Is Mr. Harrigan’s Phone Based on a Book?
‘Mr. Harrigan’s Phone’ is based on the eponymous novella written by Stephen King, published as one of the four novellas in the collection ‘If It Bleeds.’ Director John Lee Hancock, who also wrote the film, had to confront the challenges of adapting a literary work to conceive the film. “Because it’s a novella and it’s only 80-something pages, [you have] to jump in and grab onto thematically what I think he’s [King] trying to say and activate some of it into scenes that aren’t necessarily all in the novella,” Hancock told Netflix’s Tudum.
To create the strong and endearing bond between Craig and Mr. Harrigan, Hancock reached out to the renowned writer himself. “I leaned into everything that Stephen King wrote, and talked to him about their [Craig and Mr. Harrigan’s] relationship and how their bond began over books,” the director told Variety. “It goes from books, to what do the books mean and how does that relate to life, and then it turns into life advice — and then into life threats. There was a natural progression from these books, and every book is there for a very specific reason, thematically, so they all kind of feed the story,” Hancock added.
Although King’s novella and Hancock’s film aren’t based on a true story of afterlife contact, the roots of both works are in reality.
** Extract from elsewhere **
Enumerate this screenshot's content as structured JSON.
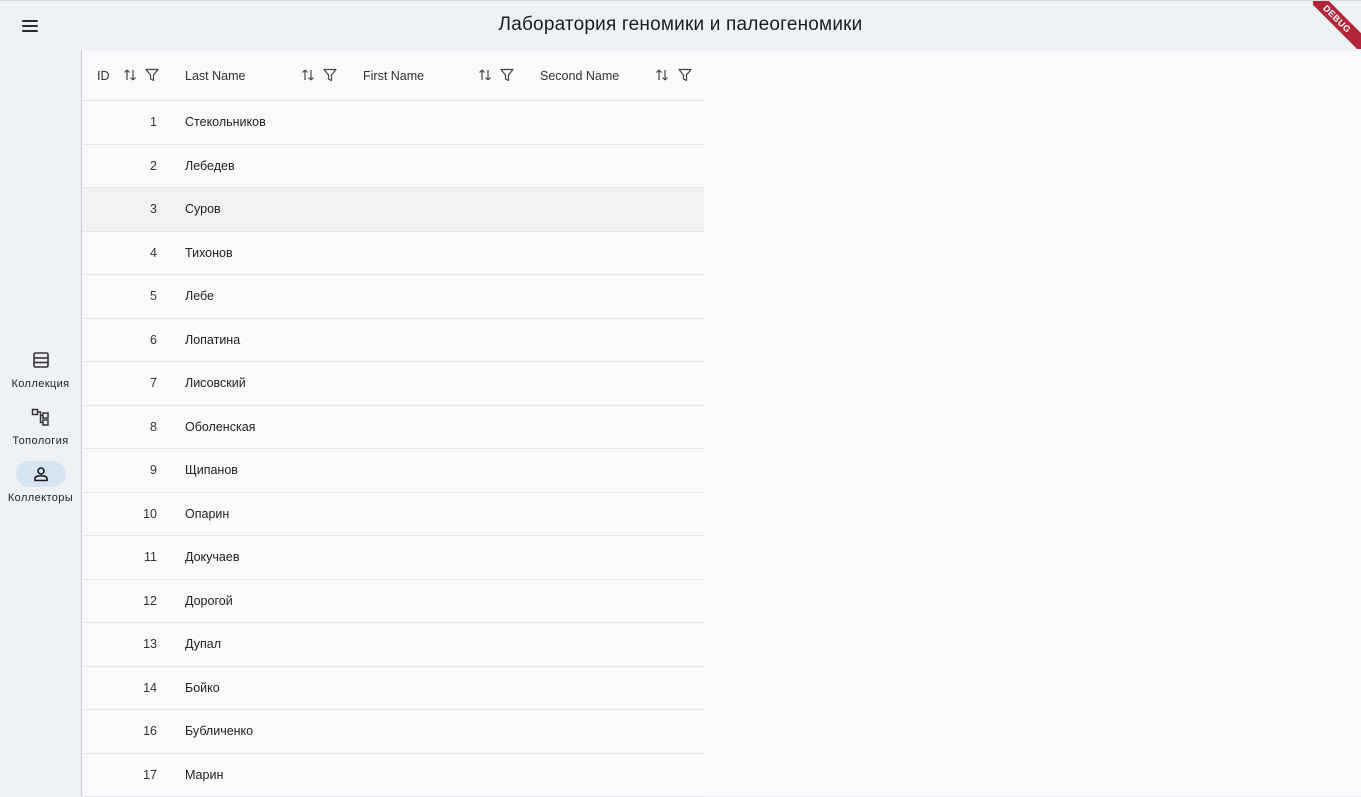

Both the novella and film can be considered allegories that explore the unignorable presence of mobile phones or technology for that matter in the lives of human beings. In Craig and Harrigan’s lives, the phone becomes the bridge between two lonely souls who understand each other more than anyone since they share similar grief. When Mr. Harrigan dies, Craig refrains from separating himself from the same bridge as he doesn’t want to be lonely again.
King’s novella and Hancock’s film depict how such bridges are formed in the lives of any human being upon the introduction of mobile phones, for better or worse. King’s sinister take on such relationships that exist or are governed by technology also depicts the necessity of “moving on” and “letting go” as Craig does upon realizing the starling effect of phones in his life and his relationship with Harrigan. Although King conveys the same by integrating it into a fictional tale, his interpretation of relationships that are sustained with the help of technology is indeed relevant in our post-modern time. Thus, it is not a surprise that Hancock described the film as a “cautionary fairy tale,” in reference to the extent of technology’s influence on our lives.
On the surface of these allegorical layers and interpretations, ‘Mr. Harrigan’s Phone’ has an admirable relationship that grows beyond the boundaries of age and social status. “More than anything, it’s about an odd relationship between a billionaire in his 80s and a [young man] and the bonds of friendship, and how far will you go for a friend?” Hancock added to Netflix’s Tudum. Death and grief, two inevitable factors of life, are also explored in the film, specifically through Craig and Harrigan’s grief over their respective mothers’ deaths and the consolation one provides to the other to deal with the same.
Read More: Where is Mr. Harrigan’s Phone Filmed?